- Re-form myself – Having radically questioned everything associated with my old worldview, I have set myself up for meaningful change, but the new doesn’t just appear ready-made and complete. And there are no instructions enclosed to guide the assembly. A thorough re-formation of the self is an emergent process. Any prediction of where I will end up is necessarily conditioned by old ideas and thus can’t really lead me to true freedom.
- Embrace responsibility – Alcoholic thinking is like throwing a temper tantrum. It is an irrational and self-centered indulgence in the childish fantasy of freedom without responsibility. Avoiding responsibility for the harm I have done undermines any version of the kind of life I want sobriety to lead to, a life that is characterized by integrity, freedom, general good will, inherent dignity, trustworthiness, relative harmony, fundamental fairness, and basic good sense.
- Correct wrongs – Making amends has to go beyond assuaging guilt. I need to be proactively involved in the production of good will all around me. I find Gandhi’s instruction to be the change I want to see in the world to be a good guide.
- Broaden freedom – Everybody wants freedom – until they actually have it. For most of us, real freedom is scarier than rigorous honesty, than taking responsibility, and than hard work. True recovery faces head-on that existential moment of truth when we face the overwhelming infinity of possibility that comes with freedom. The key to a life without regrets is not to avoid failure but is instead to fully savor each moment for what it is and to find wonder and opportunity in whatever is going on.
- Make sane, informed choices – My chances for staying sober are improved by avoiding messes that bad choices create, by being empowered to make good choices, by taking responsibility for those choices, by not being a victim, and by being free from learned helplessness. Having a stake in my own success promotes strength, health, and soundness of mind.
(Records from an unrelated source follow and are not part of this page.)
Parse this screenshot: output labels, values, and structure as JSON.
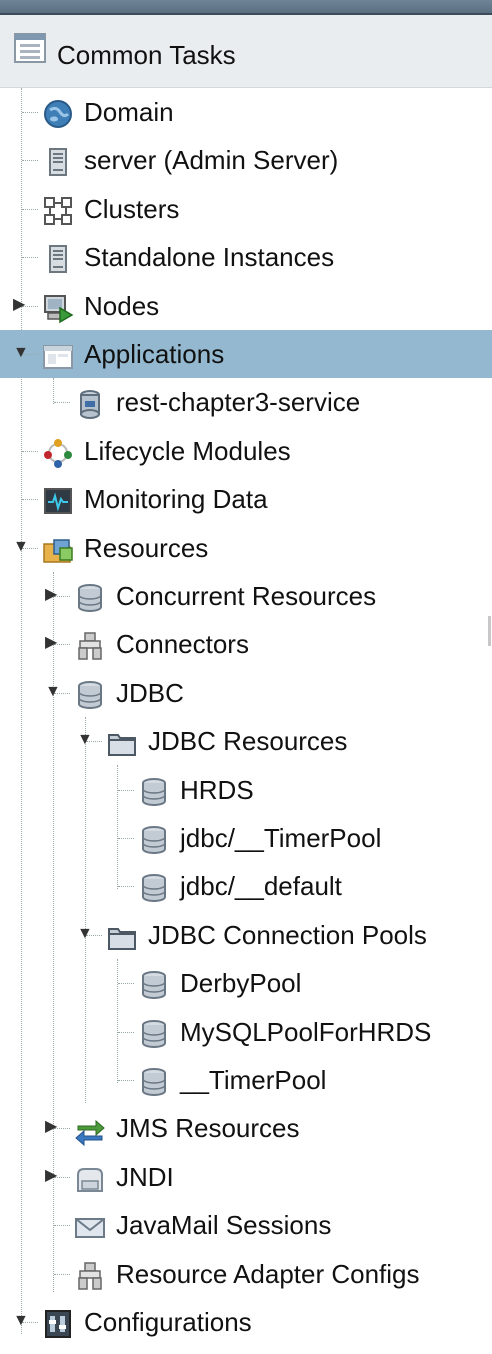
{
  "header": {
    "title": "Common Tasks",
    "icon": "tasks-icon"
  },
  "tree": [
    {
      "label": "Domain",
      "icon": "globe-icon",
      "toggle": ""
    },
    {
      "label": "server (Admin Server)",
      "icon": "server-icon",
      "toggle": ""
    },
    {
      "label": "Clusters",
      "icon": "cluster-icon",
      "toggle": ""
    },
    {
      "label": "Standalone Instances",
      "icon": "server-icon",
      "toggle": ""
    },
    {
      "label": "Nodes",
      "icon": "node-icon",
      "toggle": "collapsed"
    },
    {
      "label": "Applications",
      "icon": "applications-icon",
      "toggle": "expanded",
      "selected": true
    },
    {
      "label": "rest-chapter3-service",
      "icon": "jar-icon",
      "toggle": ""
    },
    {
      "label": "Lifecycle Modules",
      "icon": "lifecycle-icon",
      "toggle": ""
    },
    {
      "label": "Monitoring Data",
      "icon": "monitor-icon",
      "toggle": ""
    },
    {
      "label": "Resources",
      "icon": "resources-folder-icon",
      "toggle": "expanded"
    },
    {
      "label": "Concurrent Resources",
      "icon": "database-icon",
      "toggle": "collapsed"
    },
    {
      "label": "Connectors",
      "icon": "connector-icon",
      "toggle": "collapsed"
    },
    {
      "label": "JDBC",
      "icon": "database-icon",
      "toggle": "expanded"
    },
    {
      "label": "JDBC Resources",
      "icon": "folder-icon",
      "toggle": "expanded"
    },
    {
      "label": "HRDS",
      "icon": "database-icon",
      "toggle": ""
    },
    {
      "label": "jdbc/__TimerPool",
      "icon": "database-icon",
      "toggle": ""
    },
    {
      "label": "jdbc/__default",
      "icon": "database-icon",
      "toggle": ""
    },
    {
      "label": "JDBC Connection Pools",
      "icon": "folder-icon",
      "toggle": "expanded"
    },
    {
      "label": "DerbyPool",
      "icon": "database-icon",
      "toggle": ""
    },
    {
      "label": "MySQLPoolForHRDS",
      "icon": "database-icon",
      "toggle": ""
    },
    {
      "label": "__TimerPool",
      "icon": "database-icon",
      "toggle": ""
    },
    {
      "label": "JMS Resources",
      "icon": "jms-icon",
      "toggle": "collapsed"
    },
    {
      "label": "JNDI",
      "icon": "jndi-icon",
      "toggle": "collapsed"
    },
    {
      "label": "JavaMail Sessions",
      "icon": "mail-icon",
      "toggle": ""
    },
    {
      "label": "Resource Adapter Configs",
      "icon": "connector-icon",
      "toggle": ""
    },
    {
      "label": "Configurations",
      "icon": "config-icon",
      "toggle": "expanded"
    }
  ],
  "colors": {
    "selected": "#93b8cf",
    "header": "#e9edf0",
    "topbar": "#5f7486"
  }
}
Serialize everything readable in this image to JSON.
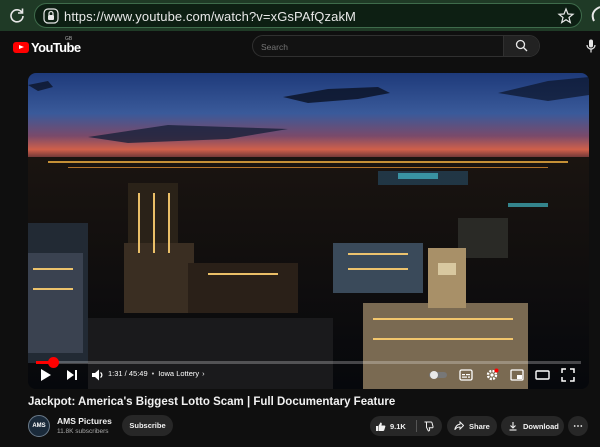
{
  "browser": {
    "url": "https://www.youtube.com/watch?v=xGsPAfQzakM",
    "icons": [
      "reload-icon",
      "lock-icon",
      "star-icon"
    ]
  },
  "header": {
    "logo_text": "YouTube",
    "region": "GB",
    "search_placeholder": "Search",
    "brand_color": "#ff0000"
  },
  "player": {
    "current_time": "1:31",
    "duration": "45:49",
    "time_display": "1:31 / 45:49",
    "chapter": "Iowa Lottery",
    "progress_fraction": 0.033,
    "controls": [
      "play-icon",
      "next-icon",
      "volume-icon",
      "autoplay-toggle",
      "subtitles-icon",
      "settings-icon",
      "miniplayer-icon",
      "theater-icon",
      "fullscreen-icon"
    ]
  },
  "video": {
    "title": "Jackpot: America's Biggest Lotto Scam | Full Documentary Feature"
  },
  "channel": {
    "avatar_text": "AMS",
    "name": "AMS Pictures",
    "subscribers": "11.8K subscribers",
    "subscribe_label": "Subscribe"
  },
  "actions": {
    "likes": "9.1K",
    "share_label": "Share",
    "download_label": "Download",
    "more_label": "⋯"
  }
}
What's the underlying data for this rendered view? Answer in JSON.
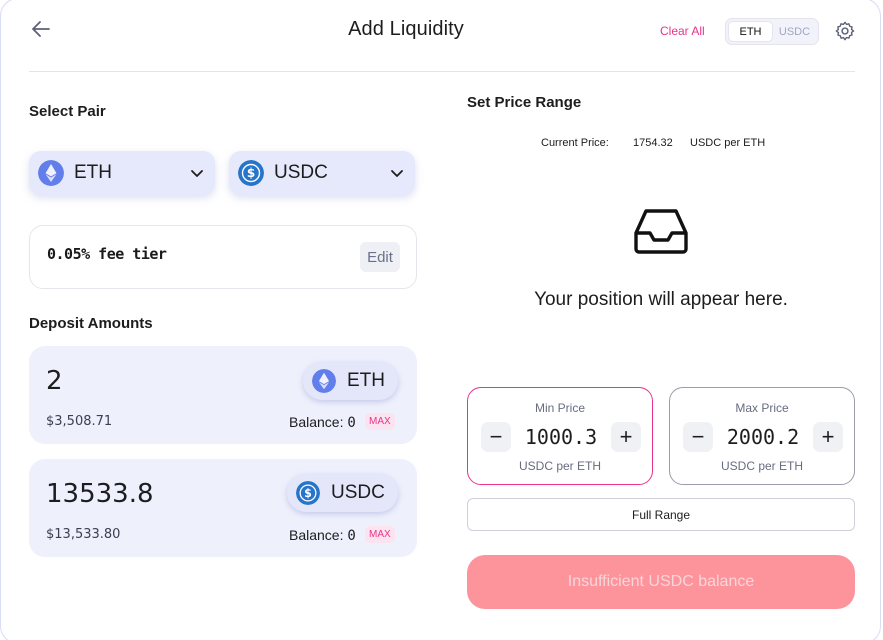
{
  "header": {
    "title": "Add Liquidity",
    "clear_all": "Clear All",
    "toggle": [
      "ETH",
      "USDC"
    ]
  },
  "pair": {
    "label": "Select Pair",
    "token_a": "ETH",
    "token_b": "USDC"
  },
  "fee": {
    "text": "0.05% fee tier",
    "edit_label": "Edit"
  },
  "deposit": {
    "label": "Deposit Amounts",
    "items": [
      {
        "amount": "2",
        "usd": "$3,508.71",
        "token": "ETH",
        "balance_label": "Balance:",
        "balance": "0",
        "max": "MAX"
      },
      {
        "amount": "13533.8",
        "usd": "$13,533.80",
        "token": "USDC",
        "balance_label": "Balance:",
        "balance": "0",
        "max": "MAX"
      }
    ]
  },
  "range": {
    "label": "Set Price Range",
    "current_price_label": "Current Price:",
    "current_price": "1754.32",
    "current_price_unit": "USDC per ETH",
    "empty_text": "Your position will appear here.",
    "min": {
      "label": "Min Price",
      "value": "1000.3",
      "unit": "USDC per ETH"
    },
    "max": {
      "label": "Max Price",
      "value": "2000.2",
      "unit": "USDC per ETH"
    },
    "full_range": "Full Range"
  },
  "submit_label": "Insufficient USDC balance",
  "icons": {
    "back": "arrow-left-icon",
    "settings": "gear-icon",
    "eth": "eth-icon",
    "usdc": "usdc-icon",
    "chevron": "chevron-down-icon",
    "inbox": "inbox-icon"
  },
  "colors": {
    "accent": "#e8348b",
    "eth": "#627eea",
    "usdc": "#2775ca",
    "submit_bg": "#fd949b",
    "min_border": "#e8348b"
  }
}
- Build a life of joy and satisfaction – Not only are the Twelve Steps merely suggestions, they are meaningless unless they are part of a larger strategy that involves doing everything it takes to build a sustainable lifestyle around being sober.
One of the most neglected yet essential recovery principles is pithily stated in an Al-Anon slogan: “When in doubt, don’t.” I’m a big procrastinator, but my poor impulse control gets me into more trouble than my laziness. Being able to sit on my hands and just wait for the right time can be the difference between effortless success and tortured failure.
When all else fails, I reboot, which allows me to let go of old ideas, refresh my commitment, renew my sense of purpose, and gain a larger perspective.
Slowly, a new chemical and physiological equilibrium has become the new normal. My brain’s interface with reality has become more complex, poised, and stable. What I’m most thirsty for now is not alcohol, but is instead a rich blend of enlivening and fulfilling experiences. Not every morsel along the way has been delicious, but the totality has comprised a more or less balanced and complete diet, which has brought greater satisfaction than drinking ever provided.
When JHG first arrived in the rooms, he was surprised by the refreshingly inclusive, diverse, and spacious approach that is communicated in the Preamble and the third tradition. The claim that the essence of the solution is “honesty, open-mindedness, and willingness” was reassuring. What most struck him about the stories he heard was the unabashed candor, the liberation from shame, and the not having to hide. His early impressions and experiences launched him on a path that was well within the AA mainstream yet was also about imagining new possibilities. Though the detractors along the way have been annoying, his salient experiences have been in-depth identification and many timely encounters with individual AA members who embodied true freedom, courage, and unconditional love.